What is expected:
Among the entries below, find the lines with the word "connections" and copy them.
====== Supplied material
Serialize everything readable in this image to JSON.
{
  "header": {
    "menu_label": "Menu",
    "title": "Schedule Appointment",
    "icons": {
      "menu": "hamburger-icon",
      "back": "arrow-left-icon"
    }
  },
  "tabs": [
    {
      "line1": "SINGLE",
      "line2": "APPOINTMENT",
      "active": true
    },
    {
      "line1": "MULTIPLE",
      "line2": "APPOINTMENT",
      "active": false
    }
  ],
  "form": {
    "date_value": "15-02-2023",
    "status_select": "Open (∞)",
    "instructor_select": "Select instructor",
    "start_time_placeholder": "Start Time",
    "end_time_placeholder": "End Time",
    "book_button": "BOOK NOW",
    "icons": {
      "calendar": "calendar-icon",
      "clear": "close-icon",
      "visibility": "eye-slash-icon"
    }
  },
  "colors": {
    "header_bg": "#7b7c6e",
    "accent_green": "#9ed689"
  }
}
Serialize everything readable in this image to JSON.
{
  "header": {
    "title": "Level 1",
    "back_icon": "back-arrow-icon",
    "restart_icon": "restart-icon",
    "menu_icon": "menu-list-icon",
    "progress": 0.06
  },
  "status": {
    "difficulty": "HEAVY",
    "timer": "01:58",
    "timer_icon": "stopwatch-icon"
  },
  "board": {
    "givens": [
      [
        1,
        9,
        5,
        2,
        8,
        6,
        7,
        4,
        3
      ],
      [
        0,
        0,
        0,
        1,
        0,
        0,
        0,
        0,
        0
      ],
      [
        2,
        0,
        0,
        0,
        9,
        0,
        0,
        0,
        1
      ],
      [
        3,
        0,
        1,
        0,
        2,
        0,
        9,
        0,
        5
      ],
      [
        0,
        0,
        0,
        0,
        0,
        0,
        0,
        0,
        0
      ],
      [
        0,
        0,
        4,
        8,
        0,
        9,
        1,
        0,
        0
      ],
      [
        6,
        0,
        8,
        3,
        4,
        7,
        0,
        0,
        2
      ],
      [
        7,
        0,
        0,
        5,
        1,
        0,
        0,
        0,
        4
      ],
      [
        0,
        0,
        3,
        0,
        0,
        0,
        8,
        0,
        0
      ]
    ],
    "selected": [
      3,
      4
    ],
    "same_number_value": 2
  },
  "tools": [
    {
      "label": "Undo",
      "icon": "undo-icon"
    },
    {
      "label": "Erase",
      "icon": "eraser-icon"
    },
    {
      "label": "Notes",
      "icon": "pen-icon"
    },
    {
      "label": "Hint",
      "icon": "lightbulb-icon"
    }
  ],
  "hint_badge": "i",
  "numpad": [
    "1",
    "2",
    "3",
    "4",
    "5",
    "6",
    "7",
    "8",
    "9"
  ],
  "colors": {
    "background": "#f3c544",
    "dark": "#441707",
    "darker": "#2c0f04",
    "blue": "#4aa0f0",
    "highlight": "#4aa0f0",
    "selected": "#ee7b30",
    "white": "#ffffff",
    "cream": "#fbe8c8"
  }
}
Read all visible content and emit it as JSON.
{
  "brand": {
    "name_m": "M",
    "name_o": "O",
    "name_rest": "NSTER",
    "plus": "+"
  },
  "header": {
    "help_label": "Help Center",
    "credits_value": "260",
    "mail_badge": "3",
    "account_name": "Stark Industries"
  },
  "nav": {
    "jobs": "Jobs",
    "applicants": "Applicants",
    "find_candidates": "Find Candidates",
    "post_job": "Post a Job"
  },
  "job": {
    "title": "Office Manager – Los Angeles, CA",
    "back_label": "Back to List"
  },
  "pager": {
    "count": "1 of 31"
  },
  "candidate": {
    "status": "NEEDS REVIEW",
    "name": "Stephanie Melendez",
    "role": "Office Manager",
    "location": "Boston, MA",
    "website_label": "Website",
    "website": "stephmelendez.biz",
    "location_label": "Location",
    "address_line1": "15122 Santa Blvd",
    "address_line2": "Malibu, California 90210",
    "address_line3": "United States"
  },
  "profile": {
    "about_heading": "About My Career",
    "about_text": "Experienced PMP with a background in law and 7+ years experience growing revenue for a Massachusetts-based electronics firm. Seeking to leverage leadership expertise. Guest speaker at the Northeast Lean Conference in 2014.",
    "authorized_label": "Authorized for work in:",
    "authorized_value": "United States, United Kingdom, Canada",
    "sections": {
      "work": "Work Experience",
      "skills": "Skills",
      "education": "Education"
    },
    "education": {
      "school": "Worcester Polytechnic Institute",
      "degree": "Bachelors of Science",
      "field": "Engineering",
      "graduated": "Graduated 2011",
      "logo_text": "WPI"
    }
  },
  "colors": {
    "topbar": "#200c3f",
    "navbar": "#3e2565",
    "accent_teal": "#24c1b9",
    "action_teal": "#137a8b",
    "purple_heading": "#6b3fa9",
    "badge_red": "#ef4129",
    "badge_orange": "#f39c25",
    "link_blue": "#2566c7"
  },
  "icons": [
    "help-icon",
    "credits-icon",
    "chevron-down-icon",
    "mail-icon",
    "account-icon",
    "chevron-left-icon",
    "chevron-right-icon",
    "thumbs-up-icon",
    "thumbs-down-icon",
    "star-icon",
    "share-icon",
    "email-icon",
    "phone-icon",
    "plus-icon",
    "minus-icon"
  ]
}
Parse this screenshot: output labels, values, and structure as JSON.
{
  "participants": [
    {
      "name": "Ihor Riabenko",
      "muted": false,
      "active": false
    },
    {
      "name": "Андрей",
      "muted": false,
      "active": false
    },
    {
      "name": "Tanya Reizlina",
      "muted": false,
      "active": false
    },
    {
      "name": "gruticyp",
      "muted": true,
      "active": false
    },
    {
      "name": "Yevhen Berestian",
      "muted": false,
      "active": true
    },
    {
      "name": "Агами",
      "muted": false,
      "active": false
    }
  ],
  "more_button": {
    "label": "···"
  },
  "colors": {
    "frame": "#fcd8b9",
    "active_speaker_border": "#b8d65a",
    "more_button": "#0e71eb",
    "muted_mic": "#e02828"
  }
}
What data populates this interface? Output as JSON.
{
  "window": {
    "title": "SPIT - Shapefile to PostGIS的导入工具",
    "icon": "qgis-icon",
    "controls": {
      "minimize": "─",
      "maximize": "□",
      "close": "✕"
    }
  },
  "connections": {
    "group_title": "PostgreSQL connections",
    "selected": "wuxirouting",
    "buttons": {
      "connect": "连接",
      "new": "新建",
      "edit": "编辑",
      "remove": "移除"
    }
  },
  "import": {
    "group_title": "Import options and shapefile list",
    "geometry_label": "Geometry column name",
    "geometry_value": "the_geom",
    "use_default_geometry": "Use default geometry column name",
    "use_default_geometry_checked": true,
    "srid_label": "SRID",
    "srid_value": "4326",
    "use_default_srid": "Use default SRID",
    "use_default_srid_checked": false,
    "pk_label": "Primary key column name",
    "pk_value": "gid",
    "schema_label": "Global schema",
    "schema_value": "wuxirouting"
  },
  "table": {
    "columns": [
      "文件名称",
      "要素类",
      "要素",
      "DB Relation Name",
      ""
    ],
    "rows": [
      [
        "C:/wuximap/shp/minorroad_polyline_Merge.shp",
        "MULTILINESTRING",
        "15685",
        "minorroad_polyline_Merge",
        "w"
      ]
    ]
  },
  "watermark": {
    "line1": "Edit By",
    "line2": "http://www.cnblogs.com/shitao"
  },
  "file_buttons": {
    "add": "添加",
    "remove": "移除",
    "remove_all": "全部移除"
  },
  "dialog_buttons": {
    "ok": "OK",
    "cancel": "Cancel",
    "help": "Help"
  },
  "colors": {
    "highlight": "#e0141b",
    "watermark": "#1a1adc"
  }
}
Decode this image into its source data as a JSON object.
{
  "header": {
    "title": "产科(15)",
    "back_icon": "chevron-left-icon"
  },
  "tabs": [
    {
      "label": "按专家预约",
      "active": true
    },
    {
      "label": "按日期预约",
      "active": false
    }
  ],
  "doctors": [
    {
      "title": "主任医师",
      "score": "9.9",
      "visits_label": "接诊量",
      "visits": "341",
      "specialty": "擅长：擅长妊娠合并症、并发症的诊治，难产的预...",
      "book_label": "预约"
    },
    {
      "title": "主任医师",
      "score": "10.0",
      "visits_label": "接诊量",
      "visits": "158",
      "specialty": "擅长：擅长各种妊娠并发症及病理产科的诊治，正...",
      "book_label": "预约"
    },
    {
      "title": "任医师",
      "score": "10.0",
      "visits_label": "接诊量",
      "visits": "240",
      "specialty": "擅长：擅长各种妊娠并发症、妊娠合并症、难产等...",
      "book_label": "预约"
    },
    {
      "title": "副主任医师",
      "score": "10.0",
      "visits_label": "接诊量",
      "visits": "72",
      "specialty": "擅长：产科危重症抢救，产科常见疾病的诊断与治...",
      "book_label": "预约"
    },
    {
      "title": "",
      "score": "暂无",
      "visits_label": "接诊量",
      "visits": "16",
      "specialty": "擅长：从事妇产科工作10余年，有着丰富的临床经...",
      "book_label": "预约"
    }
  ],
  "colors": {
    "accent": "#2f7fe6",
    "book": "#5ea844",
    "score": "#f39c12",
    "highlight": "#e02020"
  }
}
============
Response:
  "connections": {
    "group_title": "PostgreSQL connections",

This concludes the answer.